TASK> Each entry must be printed again without a single change.

RECORDS PROVIDED below:

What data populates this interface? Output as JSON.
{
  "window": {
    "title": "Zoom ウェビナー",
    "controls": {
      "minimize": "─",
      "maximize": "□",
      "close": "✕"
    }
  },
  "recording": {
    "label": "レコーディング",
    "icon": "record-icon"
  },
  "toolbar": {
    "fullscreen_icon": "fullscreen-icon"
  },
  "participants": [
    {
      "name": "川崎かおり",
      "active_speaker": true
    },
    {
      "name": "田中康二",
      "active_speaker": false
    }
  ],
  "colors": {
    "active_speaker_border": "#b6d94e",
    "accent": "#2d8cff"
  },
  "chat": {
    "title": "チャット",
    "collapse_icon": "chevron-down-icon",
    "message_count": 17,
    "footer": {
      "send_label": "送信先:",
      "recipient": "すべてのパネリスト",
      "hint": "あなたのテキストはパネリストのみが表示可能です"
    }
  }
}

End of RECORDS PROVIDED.

THE ANSWER>
What data populates this interface? Output as JSON.
{
  "window": {
    "title": "Zoom ウェビナー",
    "controls": {
      "minimize": "─",
      "maximize": "□",
      "close": "✕"
    }
  },
  "recording": {
    "label": "レコーディング",
    "icon": "record-icon"
  },
  "toolbar": {
    "fullscreen_icon": "fullscreen-icon"
  },
  "participants": [
    {
      "name": "川崎かおり",
      "active_speaker": true
    },
    {
      "name": "田中康二",
      "active_speaker": false
    }
  ],
  "colors": {
    "active_speaker_border": "#b6d94e",
    "accent": "#2d8cff"
  },
  "chat": {
    "title": "チャット",
    "collapse_icon": "chevron-down-icon",
    "message_count": 17,
    "footer": {
      "send_label": "送信先:",
      "recipient": "すべてのパネリスト",
      "hint": "あなたのテキストはパネリストのみが表示可能です"
    }
  }
}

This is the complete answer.